There are several projects working on bootstrapping a stablecoin and each one has their advantages and disadvantages. Let’s explore some of the more popular stablecoins in more detail.
Tether is a stablecoin with a 1-to-1 peg against the USD, whereas the conversion rate is 1 Tether USDT equals $1 USD. For every Tether USDT in circulation, $1 USD is added to a centrally managed savings account as a collateral. However, some people doubt that Tether is actually fully collateralized.
Pro: Simple concept | Con: Centralized, questionable activity
MakerDAO is a decentralized autonomous organization that is pegged against the U.S. dollar, but is completely backed by ETH. Each “Dai” is worth $1 USD. Stability is maintained through an autonomous system of smart contracts.
Pro: Completely fiat-less | Con: Highly complex
Basecoin also pegs their price to $1 USD but is a non-collateralized stablecoin.
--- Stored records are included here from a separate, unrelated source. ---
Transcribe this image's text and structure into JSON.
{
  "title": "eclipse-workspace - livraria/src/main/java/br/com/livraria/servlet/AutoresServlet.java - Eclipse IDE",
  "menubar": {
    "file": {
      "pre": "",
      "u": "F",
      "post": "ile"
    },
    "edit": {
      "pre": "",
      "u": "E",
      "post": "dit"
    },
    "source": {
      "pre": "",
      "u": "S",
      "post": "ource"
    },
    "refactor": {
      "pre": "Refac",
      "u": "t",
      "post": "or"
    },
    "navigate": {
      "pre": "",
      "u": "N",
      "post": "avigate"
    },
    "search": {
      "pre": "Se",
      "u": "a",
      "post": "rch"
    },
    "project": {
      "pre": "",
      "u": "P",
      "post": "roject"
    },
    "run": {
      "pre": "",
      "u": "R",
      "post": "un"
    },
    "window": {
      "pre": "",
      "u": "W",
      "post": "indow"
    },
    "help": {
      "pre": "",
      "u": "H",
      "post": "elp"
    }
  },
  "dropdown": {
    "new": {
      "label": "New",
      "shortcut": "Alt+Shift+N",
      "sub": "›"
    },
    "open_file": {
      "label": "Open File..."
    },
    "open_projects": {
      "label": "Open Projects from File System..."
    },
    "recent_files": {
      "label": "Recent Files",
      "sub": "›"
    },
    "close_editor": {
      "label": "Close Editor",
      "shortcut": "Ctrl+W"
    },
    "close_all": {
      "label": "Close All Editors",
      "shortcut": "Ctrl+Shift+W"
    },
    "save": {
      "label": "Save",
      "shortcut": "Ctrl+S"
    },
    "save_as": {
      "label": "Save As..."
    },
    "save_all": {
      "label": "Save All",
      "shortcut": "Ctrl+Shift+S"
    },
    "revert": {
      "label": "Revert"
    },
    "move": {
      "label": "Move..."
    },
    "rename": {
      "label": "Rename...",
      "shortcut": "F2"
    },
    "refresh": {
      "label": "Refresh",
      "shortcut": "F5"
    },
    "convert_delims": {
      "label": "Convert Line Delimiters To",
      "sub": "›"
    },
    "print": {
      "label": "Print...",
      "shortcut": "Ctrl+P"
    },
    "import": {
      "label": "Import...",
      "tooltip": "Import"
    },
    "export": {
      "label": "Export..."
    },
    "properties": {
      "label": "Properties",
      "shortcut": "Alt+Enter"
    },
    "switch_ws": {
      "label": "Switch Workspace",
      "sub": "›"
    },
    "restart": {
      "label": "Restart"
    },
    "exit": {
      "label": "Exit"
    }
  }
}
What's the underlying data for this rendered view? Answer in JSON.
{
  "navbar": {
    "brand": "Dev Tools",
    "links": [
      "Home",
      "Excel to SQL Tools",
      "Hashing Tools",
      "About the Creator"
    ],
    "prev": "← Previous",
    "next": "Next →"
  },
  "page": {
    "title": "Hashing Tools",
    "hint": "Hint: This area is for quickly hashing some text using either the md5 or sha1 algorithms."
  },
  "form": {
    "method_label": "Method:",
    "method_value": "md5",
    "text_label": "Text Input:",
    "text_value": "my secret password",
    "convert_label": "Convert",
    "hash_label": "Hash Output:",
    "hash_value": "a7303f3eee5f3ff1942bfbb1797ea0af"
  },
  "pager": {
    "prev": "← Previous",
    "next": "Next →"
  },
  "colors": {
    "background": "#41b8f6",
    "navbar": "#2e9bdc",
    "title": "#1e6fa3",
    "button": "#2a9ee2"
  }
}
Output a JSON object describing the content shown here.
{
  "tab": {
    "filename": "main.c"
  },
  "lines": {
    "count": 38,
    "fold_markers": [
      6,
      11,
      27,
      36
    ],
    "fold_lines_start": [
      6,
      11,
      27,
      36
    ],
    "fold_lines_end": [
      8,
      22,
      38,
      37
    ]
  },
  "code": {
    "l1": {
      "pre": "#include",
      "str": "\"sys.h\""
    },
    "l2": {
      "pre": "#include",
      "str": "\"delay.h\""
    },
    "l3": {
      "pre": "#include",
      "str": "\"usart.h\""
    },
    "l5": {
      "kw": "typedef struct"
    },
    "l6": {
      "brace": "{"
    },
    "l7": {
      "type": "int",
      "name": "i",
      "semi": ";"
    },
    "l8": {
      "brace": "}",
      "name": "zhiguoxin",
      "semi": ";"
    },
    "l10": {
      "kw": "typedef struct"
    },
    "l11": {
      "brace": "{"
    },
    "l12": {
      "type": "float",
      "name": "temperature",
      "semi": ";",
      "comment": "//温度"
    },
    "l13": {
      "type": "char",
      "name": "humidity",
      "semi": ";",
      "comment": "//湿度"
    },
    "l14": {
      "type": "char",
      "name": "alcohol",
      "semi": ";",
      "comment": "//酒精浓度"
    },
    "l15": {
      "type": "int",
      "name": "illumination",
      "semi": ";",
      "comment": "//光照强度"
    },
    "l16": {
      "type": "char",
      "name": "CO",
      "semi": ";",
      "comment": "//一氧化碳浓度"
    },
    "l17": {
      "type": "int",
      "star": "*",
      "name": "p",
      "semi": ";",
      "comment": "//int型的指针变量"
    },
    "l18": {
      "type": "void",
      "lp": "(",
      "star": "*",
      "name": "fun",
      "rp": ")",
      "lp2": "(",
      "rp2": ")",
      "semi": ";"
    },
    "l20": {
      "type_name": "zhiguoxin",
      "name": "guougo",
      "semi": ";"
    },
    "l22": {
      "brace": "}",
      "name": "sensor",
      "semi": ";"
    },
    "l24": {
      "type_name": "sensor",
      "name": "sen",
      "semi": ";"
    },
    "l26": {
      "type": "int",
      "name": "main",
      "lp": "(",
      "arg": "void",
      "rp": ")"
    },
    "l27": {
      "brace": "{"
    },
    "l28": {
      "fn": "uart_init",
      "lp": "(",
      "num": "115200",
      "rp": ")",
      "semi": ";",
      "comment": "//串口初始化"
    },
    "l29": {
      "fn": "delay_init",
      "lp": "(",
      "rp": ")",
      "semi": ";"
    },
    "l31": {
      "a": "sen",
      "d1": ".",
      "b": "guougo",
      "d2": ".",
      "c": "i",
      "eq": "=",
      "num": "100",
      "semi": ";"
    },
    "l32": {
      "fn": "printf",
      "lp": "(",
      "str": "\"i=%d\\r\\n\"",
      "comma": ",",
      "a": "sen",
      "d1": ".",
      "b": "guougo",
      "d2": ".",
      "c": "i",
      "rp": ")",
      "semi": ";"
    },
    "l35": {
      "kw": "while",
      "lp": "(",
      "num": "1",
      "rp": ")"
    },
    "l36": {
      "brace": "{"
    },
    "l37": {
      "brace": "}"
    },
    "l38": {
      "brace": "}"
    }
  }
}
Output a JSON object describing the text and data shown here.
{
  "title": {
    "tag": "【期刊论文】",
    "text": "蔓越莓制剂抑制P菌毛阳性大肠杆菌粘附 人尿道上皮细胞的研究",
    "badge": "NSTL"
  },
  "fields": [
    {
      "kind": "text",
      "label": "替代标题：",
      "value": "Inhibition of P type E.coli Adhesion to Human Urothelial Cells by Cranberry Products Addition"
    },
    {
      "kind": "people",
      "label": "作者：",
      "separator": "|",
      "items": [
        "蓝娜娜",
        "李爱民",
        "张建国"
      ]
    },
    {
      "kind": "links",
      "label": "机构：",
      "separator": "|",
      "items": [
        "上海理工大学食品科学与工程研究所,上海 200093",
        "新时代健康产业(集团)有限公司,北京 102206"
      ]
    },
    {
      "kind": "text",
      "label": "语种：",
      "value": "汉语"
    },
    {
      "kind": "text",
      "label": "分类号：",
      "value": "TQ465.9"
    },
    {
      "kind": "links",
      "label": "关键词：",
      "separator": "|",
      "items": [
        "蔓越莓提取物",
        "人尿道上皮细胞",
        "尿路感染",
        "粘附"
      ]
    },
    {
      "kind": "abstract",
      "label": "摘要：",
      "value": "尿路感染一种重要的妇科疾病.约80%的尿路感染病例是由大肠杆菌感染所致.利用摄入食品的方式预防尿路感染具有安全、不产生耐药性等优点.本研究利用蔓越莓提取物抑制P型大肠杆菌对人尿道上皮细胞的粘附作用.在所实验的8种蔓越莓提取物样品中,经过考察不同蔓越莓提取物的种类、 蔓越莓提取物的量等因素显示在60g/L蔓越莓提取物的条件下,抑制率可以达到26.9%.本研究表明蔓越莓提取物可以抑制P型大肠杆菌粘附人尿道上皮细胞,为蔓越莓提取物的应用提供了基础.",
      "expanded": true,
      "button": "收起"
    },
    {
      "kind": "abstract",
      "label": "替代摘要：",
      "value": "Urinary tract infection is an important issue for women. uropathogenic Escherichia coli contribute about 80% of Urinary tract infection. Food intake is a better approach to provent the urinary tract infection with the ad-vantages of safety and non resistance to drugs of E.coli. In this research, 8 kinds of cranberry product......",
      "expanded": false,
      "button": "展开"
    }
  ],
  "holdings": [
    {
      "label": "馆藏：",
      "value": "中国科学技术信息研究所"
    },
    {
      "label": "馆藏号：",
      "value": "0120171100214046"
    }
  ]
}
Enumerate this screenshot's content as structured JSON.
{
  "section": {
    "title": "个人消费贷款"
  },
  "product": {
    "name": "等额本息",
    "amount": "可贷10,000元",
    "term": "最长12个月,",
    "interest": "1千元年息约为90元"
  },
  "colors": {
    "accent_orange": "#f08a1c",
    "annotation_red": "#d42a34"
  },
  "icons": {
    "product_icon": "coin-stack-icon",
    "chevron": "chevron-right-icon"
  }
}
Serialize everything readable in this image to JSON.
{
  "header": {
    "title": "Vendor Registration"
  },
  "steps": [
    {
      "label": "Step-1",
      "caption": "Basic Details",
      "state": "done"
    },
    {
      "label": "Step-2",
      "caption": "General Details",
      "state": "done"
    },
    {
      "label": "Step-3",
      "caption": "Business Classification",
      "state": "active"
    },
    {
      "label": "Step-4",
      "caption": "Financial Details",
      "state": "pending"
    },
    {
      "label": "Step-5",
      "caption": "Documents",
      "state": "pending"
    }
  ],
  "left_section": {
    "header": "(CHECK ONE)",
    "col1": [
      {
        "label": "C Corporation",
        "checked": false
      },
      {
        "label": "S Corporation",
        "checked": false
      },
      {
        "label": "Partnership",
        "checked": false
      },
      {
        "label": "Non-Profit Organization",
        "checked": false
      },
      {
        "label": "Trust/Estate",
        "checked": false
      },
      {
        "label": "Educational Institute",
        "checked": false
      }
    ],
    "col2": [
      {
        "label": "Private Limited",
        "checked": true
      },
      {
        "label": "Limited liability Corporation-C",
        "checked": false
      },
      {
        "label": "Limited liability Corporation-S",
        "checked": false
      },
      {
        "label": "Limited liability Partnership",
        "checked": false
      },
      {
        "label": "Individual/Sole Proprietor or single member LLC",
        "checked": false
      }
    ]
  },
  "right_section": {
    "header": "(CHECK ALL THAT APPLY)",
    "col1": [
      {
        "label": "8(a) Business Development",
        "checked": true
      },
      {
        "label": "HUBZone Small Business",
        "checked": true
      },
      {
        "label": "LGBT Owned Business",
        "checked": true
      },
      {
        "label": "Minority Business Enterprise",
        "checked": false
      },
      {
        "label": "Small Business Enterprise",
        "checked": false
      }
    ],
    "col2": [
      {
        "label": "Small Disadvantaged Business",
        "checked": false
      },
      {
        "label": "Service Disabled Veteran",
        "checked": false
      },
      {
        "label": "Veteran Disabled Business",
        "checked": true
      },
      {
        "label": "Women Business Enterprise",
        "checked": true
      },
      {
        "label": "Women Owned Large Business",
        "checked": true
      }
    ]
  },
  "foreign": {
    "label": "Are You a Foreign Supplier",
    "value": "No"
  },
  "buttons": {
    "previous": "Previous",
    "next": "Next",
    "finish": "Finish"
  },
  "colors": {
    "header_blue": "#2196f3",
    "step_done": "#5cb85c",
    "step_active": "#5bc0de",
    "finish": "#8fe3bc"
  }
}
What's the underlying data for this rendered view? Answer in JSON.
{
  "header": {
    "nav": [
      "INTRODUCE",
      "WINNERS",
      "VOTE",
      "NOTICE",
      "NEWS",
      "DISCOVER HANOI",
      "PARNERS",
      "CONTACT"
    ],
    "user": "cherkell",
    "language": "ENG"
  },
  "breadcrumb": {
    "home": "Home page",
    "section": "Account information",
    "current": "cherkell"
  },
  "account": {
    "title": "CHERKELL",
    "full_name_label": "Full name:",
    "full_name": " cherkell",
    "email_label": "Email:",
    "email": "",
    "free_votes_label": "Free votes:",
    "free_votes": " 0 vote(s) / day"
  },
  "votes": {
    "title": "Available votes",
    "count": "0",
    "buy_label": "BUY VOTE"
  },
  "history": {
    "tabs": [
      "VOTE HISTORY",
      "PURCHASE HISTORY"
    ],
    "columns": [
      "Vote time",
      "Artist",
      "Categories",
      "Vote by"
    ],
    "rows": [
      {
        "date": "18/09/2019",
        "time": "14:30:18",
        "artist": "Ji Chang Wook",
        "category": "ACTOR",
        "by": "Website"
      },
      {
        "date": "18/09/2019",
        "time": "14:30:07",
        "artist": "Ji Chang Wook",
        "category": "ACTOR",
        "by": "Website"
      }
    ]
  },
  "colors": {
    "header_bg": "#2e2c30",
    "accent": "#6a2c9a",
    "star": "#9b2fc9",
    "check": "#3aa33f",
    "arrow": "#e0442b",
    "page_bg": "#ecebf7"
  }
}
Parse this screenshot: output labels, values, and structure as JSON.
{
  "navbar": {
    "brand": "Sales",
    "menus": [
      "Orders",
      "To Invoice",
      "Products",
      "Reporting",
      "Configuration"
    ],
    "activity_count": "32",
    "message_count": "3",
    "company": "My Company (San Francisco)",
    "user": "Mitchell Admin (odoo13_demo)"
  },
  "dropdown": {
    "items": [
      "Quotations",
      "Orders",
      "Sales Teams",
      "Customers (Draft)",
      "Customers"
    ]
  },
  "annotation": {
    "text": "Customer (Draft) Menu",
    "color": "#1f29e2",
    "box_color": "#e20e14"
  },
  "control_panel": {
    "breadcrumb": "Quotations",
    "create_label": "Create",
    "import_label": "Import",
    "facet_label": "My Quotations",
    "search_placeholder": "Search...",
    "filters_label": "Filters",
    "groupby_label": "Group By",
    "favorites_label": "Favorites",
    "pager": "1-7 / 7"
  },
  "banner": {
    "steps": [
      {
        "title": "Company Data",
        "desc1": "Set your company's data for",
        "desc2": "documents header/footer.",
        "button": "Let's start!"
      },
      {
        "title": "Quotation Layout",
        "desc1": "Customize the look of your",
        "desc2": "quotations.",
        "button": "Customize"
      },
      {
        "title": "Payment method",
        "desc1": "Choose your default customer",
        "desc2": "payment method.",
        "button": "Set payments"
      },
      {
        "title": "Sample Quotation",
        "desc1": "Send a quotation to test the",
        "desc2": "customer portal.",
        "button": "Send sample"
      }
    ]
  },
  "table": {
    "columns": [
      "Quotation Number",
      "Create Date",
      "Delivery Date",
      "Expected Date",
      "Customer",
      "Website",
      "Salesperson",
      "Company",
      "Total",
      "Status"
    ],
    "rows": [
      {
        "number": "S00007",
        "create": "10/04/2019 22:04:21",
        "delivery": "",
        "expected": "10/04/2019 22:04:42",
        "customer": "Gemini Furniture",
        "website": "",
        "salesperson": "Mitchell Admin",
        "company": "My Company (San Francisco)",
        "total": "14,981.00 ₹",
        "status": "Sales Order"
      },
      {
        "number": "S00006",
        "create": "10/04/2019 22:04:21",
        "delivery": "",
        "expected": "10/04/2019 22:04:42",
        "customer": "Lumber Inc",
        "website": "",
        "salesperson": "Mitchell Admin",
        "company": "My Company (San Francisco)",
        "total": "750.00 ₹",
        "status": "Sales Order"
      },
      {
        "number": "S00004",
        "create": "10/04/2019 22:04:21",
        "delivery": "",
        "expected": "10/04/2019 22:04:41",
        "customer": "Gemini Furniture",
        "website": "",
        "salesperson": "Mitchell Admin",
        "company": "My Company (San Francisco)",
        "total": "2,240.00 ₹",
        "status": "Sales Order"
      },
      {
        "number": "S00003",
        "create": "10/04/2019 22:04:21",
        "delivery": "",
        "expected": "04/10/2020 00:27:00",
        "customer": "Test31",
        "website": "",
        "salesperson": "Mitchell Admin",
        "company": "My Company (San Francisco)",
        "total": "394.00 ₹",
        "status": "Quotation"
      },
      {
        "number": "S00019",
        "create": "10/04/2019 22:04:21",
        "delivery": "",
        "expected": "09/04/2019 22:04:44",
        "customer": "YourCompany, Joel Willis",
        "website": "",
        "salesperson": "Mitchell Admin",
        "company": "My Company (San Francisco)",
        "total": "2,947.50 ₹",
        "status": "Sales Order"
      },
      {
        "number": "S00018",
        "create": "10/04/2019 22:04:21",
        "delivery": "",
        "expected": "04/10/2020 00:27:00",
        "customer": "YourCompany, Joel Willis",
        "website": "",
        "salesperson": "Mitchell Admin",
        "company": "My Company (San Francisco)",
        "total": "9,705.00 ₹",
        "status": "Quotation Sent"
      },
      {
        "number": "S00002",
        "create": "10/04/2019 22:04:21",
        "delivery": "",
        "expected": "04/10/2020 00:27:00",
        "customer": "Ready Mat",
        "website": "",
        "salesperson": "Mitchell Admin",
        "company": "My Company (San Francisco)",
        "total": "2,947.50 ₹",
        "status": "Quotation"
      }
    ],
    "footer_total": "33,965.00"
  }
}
This approach uses consensus to contract and expand supply of their coin.
Pro: No collateral needed | Con: Faith in protocol required
TrueUSD is building a USD-backed stablecoin that is 100 percent collateralized. Much like USD Tether but legally protected and transparently audited. TrueCoin has developed a legal framework for collateralized cryptocurrencies in collaboration with Cooley and Arnold & Porter, and has a growing network of fiduciary, compliance and banking partners.
Pro: Focus on privacy | Con: Centralized
Other projects include:
Critics of stablecoins suspect that stablecoins, in particular crypto-collateralized stablecoins, are inevitably doomed to fail, because even over-collateralized stablecoins would not survive a black swan event. Also real-world currency pegs, such as the Saudi Arabian Riyal which is pegged against the US Dollar, often get too expensive to uphold in the long-term.
Others doubt that pegging a cryptocurrency to a fiat currency such as the US Dollar is the right fundamental problem to solve in the first place. First, because the US Dollar is not stable after all, loosing purchasing power through inflation and volatility in exchange rates. Second, a fully USD-pegged cryptocurrency would just end up being yet another USD derivative, potentially making it subject to national legal tender law. According to this reasoning, an actual stablecoin should not be stable towards a fiat currency but rather remain stable in its purchasing power.
Only time will tell whether we will ever see a mainstream stablecoin. Smart contracts could help keep a stablecoin’s value constant and make it an effective unit of account. The outstanding problem, however, is that no team has been able to develop a universally accepted stablecoin that does not compromise features of either privacy, security or decentralization.
A successful implementation of a stablecoin could potentially be a major catalyst for fundamental long-term innovation in the crypto-ecosystem. Lack of price stability prevents cryptocurrencies from displacing most forms of fiat money and enabling decentralized applications, stablecoins can provide the solution. A broadly established fiat-free currency that’s price stable will likely challenge the legitimacy of weak government-issued currencies around the world.